Entries supplied: Begin

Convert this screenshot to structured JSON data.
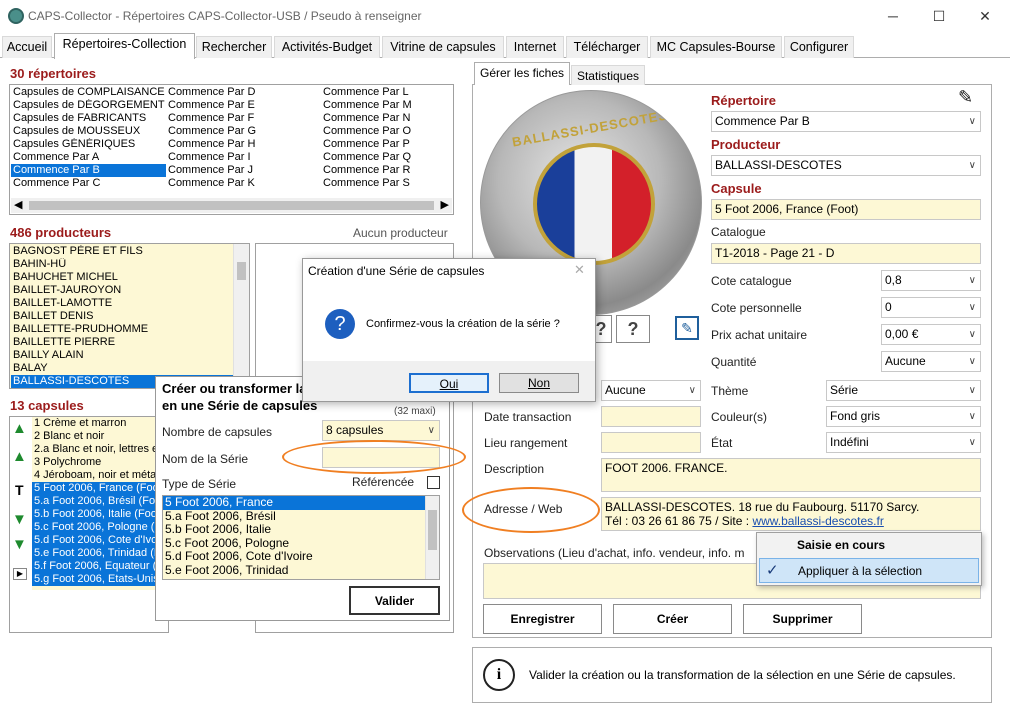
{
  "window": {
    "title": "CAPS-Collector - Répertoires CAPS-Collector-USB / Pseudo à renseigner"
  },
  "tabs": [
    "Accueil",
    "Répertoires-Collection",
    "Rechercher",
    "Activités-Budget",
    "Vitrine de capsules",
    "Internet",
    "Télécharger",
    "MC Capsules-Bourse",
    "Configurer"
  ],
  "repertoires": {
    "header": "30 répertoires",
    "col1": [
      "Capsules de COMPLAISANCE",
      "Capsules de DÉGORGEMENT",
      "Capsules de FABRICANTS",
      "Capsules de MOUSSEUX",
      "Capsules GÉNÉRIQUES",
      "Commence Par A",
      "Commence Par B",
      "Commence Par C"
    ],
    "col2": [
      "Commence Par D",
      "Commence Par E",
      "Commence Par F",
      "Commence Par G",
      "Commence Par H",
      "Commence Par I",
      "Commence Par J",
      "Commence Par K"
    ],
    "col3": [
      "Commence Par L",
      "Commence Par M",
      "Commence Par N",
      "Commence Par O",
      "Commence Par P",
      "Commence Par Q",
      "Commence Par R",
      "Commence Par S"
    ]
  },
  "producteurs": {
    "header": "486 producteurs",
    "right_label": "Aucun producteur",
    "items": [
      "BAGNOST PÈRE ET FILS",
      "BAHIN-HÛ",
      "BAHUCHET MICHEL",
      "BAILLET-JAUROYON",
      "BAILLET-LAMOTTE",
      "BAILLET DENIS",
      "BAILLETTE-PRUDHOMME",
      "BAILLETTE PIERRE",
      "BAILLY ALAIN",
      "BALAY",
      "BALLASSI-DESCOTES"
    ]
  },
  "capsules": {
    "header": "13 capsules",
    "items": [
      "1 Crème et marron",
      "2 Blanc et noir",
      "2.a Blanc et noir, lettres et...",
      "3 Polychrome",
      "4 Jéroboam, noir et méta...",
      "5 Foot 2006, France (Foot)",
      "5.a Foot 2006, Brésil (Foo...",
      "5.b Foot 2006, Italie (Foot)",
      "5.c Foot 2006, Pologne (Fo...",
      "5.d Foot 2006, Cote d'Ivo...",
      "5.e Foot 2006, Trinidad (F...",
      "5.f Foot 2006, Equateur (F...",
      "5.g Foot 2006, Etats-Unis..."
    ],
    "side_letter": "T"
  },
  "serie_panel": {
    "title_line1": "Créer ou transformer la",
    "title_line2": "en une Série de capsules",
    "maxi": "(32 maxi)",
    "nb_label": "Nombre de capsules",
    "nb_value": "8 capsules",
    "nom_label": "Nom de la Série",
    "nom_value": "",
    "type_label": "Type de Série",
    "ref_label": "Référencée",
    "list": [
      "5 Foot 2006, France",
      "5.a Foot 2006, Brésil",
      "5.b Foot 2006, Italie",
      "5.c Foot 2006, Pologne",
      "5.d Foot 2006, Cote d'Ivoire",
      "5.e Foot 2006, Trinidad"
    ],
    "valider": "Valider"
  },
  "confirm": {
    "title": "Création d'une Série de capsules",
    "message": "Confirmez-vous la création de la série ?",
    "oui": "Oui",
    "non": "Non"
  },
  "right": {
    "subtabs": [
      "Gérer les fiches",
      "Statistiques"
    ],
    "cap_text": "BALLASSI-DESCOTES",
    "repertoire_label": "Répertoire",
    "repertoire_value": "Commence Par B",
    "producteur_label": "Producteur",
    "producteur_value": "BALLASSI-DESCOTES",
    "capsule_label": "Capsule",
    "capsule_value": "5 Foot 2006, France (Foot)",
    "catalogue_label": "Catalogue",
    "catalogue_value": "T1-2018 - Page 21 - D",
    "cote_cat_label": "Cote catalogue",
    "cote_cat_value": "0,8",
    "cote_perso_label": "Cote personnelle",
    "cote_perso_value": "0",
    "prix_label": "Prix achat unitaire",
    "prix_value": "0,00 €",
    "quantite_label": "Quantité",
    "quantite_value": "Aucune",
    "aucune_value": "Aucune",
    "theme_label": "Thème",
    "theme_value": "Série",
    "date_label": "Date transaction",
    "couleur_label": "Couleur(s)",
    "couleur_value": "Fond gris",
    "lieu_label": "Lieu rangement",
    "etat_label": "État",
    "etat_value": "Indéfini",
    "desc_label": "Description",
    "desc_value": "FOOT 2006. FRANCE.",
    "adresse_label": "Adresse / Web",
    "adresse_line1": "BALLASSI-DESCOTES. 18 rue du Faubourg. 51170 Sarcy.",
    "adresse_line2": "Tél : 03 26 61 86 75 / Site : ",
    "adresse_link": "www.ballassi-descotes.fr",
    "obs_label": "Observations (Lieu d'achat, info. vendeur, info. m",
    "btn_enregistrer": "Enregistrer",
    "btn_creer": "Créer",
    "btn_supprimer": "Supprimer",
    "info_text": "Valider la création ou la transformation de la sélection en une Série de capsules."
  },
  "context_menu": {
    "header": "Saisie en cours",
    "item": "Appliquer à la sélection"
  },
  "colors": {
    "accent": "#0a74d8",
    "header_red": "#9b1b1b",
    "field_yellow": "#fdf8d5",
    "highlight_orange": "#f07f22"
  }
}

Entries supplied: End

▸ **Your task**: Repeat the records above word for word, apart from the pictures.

▸ **Response**:
Convert this screenshot to structured JSON data.
{
  "window": {
    "title": "CAPS-Collector - Répertoires CAPS-Collector-USB / Pseudo à renseigner"
  },
  "tabs": [
    "Accueil",
    "Répertoires-Collection",
    "Rechercher",
    "Activités-Budget",
    "Vitrine de capsules",
    "Internet",
    "Télécharger",
    "MC Capsules-Bourse",
    "Configurer"
  ],
  "repertoires": {
    "header": "30 répertoires",
    "col1": [
      "Capsules de COMPLAISANCE",
      "Capsules de DÉGORGEMENT",
      "Capsules de FABRICANTS",
      "Capsules de MOUSSEUX",
      "Capsules GÉNÉRIQUES",
      "Commence Par A",
      "Commence Par B",
      "Commence Par C"
    ],
    "col2": [
      "Commence Par D",
      "Commence Par E",
      "Commence Par F",
      "Commence Par G",
      "Commence Par H",
      "Commence Par I",
      "Commence Par J",
      "Commence Par K"
    ],
    "col3": [
      "Commence Par L",
      "Commence Par M",
      "Commence Par N",
      "Commence Par O",
      "Commence Par P",
      "Commence Par Q",
      "Commence Par R",
      "Commence Par S"
    ]
  },
  "producteurs": {
    "header": "486 producteurs",
    "right_label": "Aucun producteur",
    "items": [
      "BAGNOST PÈRE ET FILS",
      "BAHIN-HÛ",
      "BAHUCHET MICHEL",
      "BAILLET-JAUROYON",
      "BAILLET-LAMOTTE",
      "BAILLET DENIS",
      "BAILLETTE-PRUDHOMME",
      "BAILLETTE PIERRE",
      "BAILLY ALAIN",
      "BALAY",
      "BALLASSI-DESCOTES"
    ]
  },
  "capsules": {
    "header": "13 capsules",
    "items": [
      "1 Crème et marron",
      "2 Blanc et noir",
      "2.a Blanc et noir, lettres et...",
      "3 Polychrome",
      "4 Jéroboam, noir et méta...",
      "5 Foot 2006, France (Foot)",
      "5.a Foot 2006, Brésil (Foo...",
      "5.b Foot 2006, Italie (Foot)",
      "5.c Foot 2006, Pologne (Fo...",
      "5.d Foot 2006, Cote d'Ivo...",
      "5.e Foot 2006, Trinidad (F...",
      "5.f Foot 2006, Equateur (F...",
      "5.g Foot 2006, Etats-Unis..."
    ],
    "side_letter": "T"
  },
  "serie_panel": {
    "title_line1": "Créer ou transformer la",
    "title_line2": "en une Série de capsules",
    "maxi": "(32 maxi)",
    "nb_label": "Nombre de capsules",
    "nb_value": "8 capsules",
    "nom_label": "Nom de la Série",
    "nom_value": "",
    "type_label": "Type de Série",
    "ref_label": "Référencée",
    "list": [
      "5 Foot 2006, France",
      "5.a Foot 2006, Brésil",
      "5.b Foot 2006, Italie",
      "5.c Foot 2006, Pologne",
      "5.d Foot 2006, Cote d'Ivoire",
      "5.e Foot 2006, Trinidad"
    ],
    "valider": "Valider"
  },
  "confirm": {
    "title": "Création d'une Série de capsules",
    "message": "Confirmez-vous la création de la série ?",
    "oui": "Oui",
    "non": "Non"
  },
  "right": {
    "subtabs": [
      "Gérer les fiches",
      "Statistiques"
    ],
    "cap_text": "BALLASSI-DESCOTES",
    "repertoire_label": "Répertoire",
    "repertoire_value": "Commence Par B",
    "producteur_label": "Producteur",
    "producteur_value": "BALLASSI-DESCOTES",
    "capsule_label": "Capsule",
    "capsule_value": "5 Foot 2006, France (Foot)",
    "catalogue_label": "Catalogue",
    "catalogue_value": "T1-2018 - Page 21 - D",
    "cote_cat_label": "Cote catalogue",
    "cote_cat_value": "0,8",
    "cote_perso_label": "Cote personnelle",
    "cote_perso_value": "0",
    "prix_label": "Prix achat unitaire",
    "prix_value": "0,00 €",
    "quantite_label": "Quantité",
    "quantite_value": "Aucune",
    "aucune_value": "Aucune",
    "theme_label": "Thème",
    "theme_value": "Série",
    "date_label": "Date transaction",
    "couleur_label": "Couleur(s)",
    "couleur_value": "Fond gris",
    "lieu_label": "Lieu rangement",
    "etat_label": "État",
    "etat_value": "Indéfini",
    "desc_label": "Description",
    "desc_value": "FOOT 2006. FRANCE.",
    "adresse_label": "Adresse / Web",
    "adresse_line1": "BALLASSI-DESCOTES. 18 rue du Faubourg. 51170 Sarcy.",
    "adresse_line2": "Tél : 03 26 61 86 75 / Site : ",
    "adresse_link": "www.ballassi-descotes.fr",
    "obs_label": "Observations (Lieu d'achat, info. vendeur, info. m",
    "btn_enregistrer": "Enregistrer",
    "btn_creer": "Créer",
    "btn_supprimer": "Supprimer",
    "info_text": "Valider la création ou la transformation de la sélection en une Série de capsules."
  },
  "context_menu": {
    "header": "Saisie en cours",
    "item": "Appliquer à la sélection"
  },
  "colors": {
    "accent": "#0a74d8",
    "header_red": "#9b1b1b",
    "field_yellow": "#fdf8d5",
    "highlight_orange": "#f07f22"
  }
}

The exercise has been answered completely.